▶ EXERCISE AIM: Nothing in the data should be left out or altered when it is retyped.

** STORED DATA follows **

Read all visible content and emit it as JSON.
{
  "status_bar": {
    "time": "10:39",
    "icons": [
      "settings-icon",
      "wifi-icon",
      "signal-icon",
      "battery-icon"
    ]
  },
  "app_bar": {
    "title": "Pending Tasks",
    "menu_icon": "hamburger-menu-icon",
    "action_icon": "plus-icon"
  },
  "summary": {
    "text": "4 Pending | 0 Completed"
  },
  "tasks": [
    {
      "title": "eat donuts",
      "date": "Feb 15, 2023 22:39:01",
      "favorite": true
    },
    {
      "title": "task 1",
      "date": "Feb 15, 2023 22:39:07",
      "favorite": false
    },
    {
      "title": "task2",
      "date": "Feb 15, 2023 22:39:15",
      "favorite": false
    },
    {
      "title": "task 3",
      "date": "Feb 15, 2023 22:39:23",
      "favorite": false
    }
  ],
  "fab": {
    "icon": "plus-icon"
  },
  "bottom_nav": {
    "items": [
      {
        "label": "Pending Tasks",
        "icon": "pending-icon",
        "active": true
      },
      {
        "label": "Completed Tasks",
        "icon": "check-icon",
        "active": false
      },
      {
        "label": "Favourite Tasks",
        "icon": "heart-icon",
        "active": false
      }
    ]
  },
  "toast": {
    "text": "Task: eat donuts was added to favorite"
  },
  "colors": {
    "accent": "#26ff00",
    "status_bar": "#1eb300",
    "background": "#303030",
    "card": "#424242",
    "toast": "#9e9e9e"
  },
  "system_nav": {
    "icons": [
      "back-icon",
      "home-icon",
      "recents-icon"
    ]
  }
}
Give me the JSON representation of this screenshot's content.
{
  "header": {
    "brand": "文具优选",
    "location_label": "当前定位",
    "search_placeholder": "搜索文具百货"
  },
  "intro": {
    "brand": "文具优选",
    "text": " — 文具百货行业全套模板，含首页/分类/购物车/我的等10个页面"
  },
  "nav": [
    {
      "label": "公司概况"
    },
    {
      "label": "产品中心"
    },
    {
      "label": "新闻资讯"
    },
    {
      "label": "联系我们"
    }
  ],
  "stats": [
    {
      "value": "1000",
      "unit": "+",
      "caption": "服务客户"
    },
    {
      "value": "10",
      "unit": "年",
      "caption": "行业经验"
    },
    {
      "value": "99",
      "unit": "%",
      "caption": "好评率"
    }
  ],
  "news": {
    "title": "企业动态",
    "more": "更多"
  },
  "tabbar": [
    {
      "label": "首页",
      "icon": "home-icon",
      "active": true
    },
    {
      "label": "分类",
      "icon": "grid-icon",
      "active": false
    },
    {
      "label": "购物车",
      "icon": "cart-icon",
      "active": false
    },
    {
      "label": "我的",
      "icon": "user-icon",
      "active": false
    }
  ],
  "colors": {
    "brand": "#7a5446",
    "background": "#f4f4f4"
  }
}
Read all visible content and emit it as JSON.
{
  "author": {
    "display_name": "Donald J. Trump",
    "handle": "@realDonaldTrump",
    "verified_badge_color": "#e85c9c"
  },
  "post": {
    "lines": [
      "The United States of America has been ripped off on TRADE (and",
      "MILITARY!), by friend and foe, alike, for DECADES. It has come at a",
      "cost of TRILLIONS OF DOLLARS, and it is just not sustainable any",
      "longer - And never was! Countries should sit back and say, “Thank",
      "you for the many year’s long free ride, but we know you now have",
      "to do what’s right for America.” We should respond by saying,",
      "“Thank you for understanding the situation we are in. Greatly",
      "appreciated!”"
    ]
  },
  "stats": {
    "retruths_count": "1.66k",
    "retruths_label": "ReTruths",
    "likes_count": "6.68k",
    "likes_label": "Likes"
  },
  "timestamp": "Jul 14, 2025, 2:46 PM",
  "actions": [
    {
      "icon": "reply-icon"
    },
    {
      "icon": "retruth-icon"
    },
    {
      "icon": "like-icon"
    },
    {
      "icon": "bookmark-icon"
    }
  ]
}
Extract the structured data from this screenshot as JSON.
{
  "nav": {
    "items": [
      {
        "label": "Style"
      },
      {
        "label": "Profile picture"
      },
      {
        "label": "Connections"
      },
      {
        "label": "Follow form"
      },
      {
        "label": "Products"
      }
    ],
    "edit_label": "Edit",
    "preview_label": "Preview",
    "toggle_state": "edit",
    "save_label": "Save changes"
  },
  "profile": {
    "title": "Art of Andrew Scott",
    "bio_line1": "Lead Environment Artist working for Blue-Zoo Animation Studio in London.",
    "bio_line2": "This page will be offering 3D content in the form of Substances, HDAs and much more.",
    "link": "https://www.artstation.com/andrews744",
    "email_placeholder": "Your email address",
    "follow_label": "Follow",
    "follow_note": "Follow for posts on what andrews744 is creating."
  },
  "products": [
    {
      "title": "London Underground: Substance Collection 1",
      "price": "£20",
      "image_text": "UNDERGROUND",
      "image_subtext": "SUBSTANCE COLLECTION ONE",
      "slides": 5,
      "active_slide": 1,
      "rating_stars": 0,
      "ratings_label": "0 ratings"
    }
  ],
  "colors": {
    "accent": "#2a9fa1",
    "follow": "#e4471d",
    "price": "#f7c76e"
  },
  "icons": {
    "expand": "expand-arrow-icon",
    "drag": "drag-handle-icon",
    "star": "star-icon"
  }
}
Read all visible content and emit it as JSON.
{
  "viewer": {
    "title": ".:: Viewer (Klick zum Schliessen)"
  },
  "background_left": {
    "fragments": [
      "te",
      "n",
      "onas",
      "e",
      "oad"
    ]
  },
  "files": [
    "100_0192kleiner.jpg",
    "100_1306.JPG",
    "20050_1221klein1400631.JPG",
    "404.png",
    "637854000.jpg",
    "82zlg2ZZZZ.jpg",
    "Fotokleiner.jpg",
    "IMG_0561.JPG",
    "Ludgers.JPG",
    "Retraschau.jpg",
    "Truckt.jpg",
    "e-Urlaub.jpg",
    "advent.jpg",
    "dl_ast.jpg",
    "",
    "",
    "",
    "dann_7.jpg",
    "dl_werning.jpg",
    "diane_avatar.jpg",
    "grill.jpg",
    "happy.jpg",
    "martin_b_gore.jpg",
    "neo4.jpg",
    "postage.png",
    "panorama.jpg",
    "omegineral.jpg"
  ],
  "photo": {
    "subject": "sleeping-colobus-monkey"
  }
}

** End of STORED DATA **

▶ OUTPUT OF THE EXERCISE:
Read all visible content and emit it as JSON.
{
  "status_bar": {
    "time": "10:39",
    "icons": [
      "settings-icon",
      "wifi-icon",
      "signal-icon",
      "battery-icon"
    ]
  },
  "app_bar": {
    "title": "Pending Tasks",
    "menu_icon": "hamburger-menu-icon",
    "action_icon": "plus-icon"
  },
  "summary": {
    "text": "4 Pending | 0 Completed"
  },
  "tasks": [
    {
      "title": "eat donuts",
      "date": "Feb 15, 2023 22:39:01",
      "favorite": true
    },
    {
      "title": "task 1",
      "date": "Feb 15, 2023 22:39:07",
      "favorite": false
    },
    {
      "title": "task2",
      "date": "Feb 15, 2023 22:39:15",
      "favorite": false
    },
    {
      "title": "task 3",
      "date": "Feb 15, 2023 22:39:23",
      "favorite": false
    }
  ],
  "fab": {
    "icon": "plus-icon"
  },
  "bottom_nav": {
    "items": [
      {
        "label": "Pending Tasks",
        "icon": "pending-icon",
        "active": true
      },
      {
        "label": "Completed Tasks",
        "icon": "check-icon",
        "active": false
      },
      {
        "label": "Favourite Tasks",
        "icon": "heart-icon",
        "active": false
      }
    ]
  },
  "toast": {
    "text": "Task: eat donuts was added to favorite"
  },
  "colors": {
    "accent": "#26ff00",
    "status_bar": "#1eb300",
    "background": "#303030",
    "card": "#424242",
    "toast": "#9e9e9e"
  },
  "system_nav": {
    "icons": [
      "back-icon",
      "home-icon",
      "recents-icon"
    ]
  }
}
Give me the JSON representation of this screenshot's content.
{
  "header": {
    "brand": "文具优选",
    "location_label": "当前定位",
    "search_placeholder": "搜索文具百货"
  },
  "intro": {
    "brand": "文具优选",
    "text": " — 文具百货行业全套模板，含首页/分类/购物车/我的等10个页面"
  },
  "nav": [
    {
      "label": "公司概况"
    },
    {
      "label": "产品中心"
    },
    {
      "label": "新闻资讯"
    },
    {
      "label": "联系我们"
    }
  ],
  "stats": [
    {
      "value": "1000",
      "unit": "+",
      "caption": "服务客户"
    },
    {
      "value": "10",
      "unit": "年",
      "caption": "行业经验"
    },
    {
      "value": "99",
      "unit": "%",
      "caption": "好评率"
    }
  ],
  "news": {
    "title": "企业动态",
    "more": "更多"
  },
  "tabbar": [
    {
      "label": "首页",
      "icon": "home-icon",
      "active": true
    },
    {
      "label": "分类",
      "icon": "grid-icon",
      "active": false
    },
    {
      "label": "购物车",
      "icon": "cart-icon",
      "active": false
    },
    {
      "label": "我的",
      "icon": "user-icon",
      "active": false
    }
  ],
  "colors": {
    "brand": "#7a5446",
    "background": "#f4f4f4"
  }
}
Read all visible content and emit it as JSON.
{
  "author": {
    "display_name": "Donald J. Trump",
    "handle": "@realDonaldTrump",
    "verified_badge_color": "#e85c9c"
  },
  "post": {
    "lines": [
      "The United States of America has been ripped off on TRADE (and",
      "MILITARY!), by friend and foe, alike, for DECADES. It has come at a",
      "cost of TRILLIONS OF DOLLARS, and it is just not sustainable any",
      "longer - And never was! Countries should sit back and say, “Thank",
      "you for the many year’s long free ride, but we know you now have",
      "to do what’s right for America.” We should respond by saying,",
      "“Thank you for understanding the situation we are in. Greatly",
      "appreciated!”"
    ]
  },
  "stats": {
    "retruths_count": "1.66k",
    "retruths_label": "ReTruths",
    "likes_count": "6.68k",
    "likes_label": "Likes"
  },
  "timestamp": "Jul 14, 2025, 2:46 PM",
  "actions": [
    {
      "icon": "reply-icon"
    },
    {
      "icon": "retruth-icon"
    },
    {
      "icon": "like-icon"
    },
    {
      "icon": "bookmark-icon"
    }
  ]
}
Extract the structured data from this screenshot as JSON.
{
  "nav": {
    "items": [
      {
        "label": "Style"
      },
      {
        "label": "Profile picture"
      },
      {
        "label": "Connections"
      },
      {
        "label": "Follow form"
      },
      {
        "label": "Products"
      }
    ],
    "edit_label": "Edit",
    "preview_label": "Preview",
    "toggle_state": "edit",
    "save_label": "Save changes"
  },
  "profile": {
    "title": "Art of Andrew Scott",
    "bio_line1": "Lead Environment Artist working for Blue-Zoo Animation Studio in London.",
    "bio_line2": "This page will be offering 3D content in the form of Substances, HDAs and much more.",
    "link": "https://www.artstation.com/andrews744",
    "email_placeholder": "Your email address",
    "follow_label": "Follow",
    "follow_note": "Follow for posts on what andrews744 is creating."
  },
  "products": [
    {
      "title": "London Underground: Substance Collection 1",
      "price": "£20",
      "image_text": "UNDERGROUND",
      "image_subtext": "SUBSTANCE COLLECTION ONE",
      "slides": 5,
      "active_slide": 1,
      "rating_stars": 0,
      "ratings_label": "0 ratings"
    }
  ],
  "colors": {
    "accent": "#2a9fa1",
    "follow": "#e4471d",
    "price": "#f7c76e"
  },
  "icons": {
    "expand": "expand-arrow-icon",
    "drag": "drag-handle-icon",
    "star": "star-icon"
  }
}
Read all visible content and emit it as JSON.
{
  "viewer": {
    "title": ".:: Viewer (Klick zum Schliessen)"
  },
  "background_left": {
    "fragments": [
      "te",
      "n",
      "onas",
      "e",
      "oad"
    ]
  },
  "files": [
    "100_0192kleiner.jpg",
    "100_1306.JPG",
    "20050_1221klein1400631.JPG",
    "404.png",
    "637854000.jpg",
    "82zlg2ZZZZ.jpg",
    "Fotokleiner.jpg",
    "IMG_0561.JPG",
    "Ludgers.JPG",
    "Retraschau.jpg",
    "Truckt.jpg",
    "e-Urlaub.jpg",
    "advent.jpg",
    "dl_ast.jpg",
    "",
    "",
    "",
    "dann_7.jpg",
    "dl_werning.jpg",
    "diane_avatar.jpg",
    "grill.jpg",
    "happy.jpg",
    "martin_b_gore.jpg",
    "neo4.jpg",
    "postage.png",
    "panorama.jpg",
    "omegineral.jpg"
  ],
  "photo": {
    "subject": "sleeping-colobus-monkey"
  }
}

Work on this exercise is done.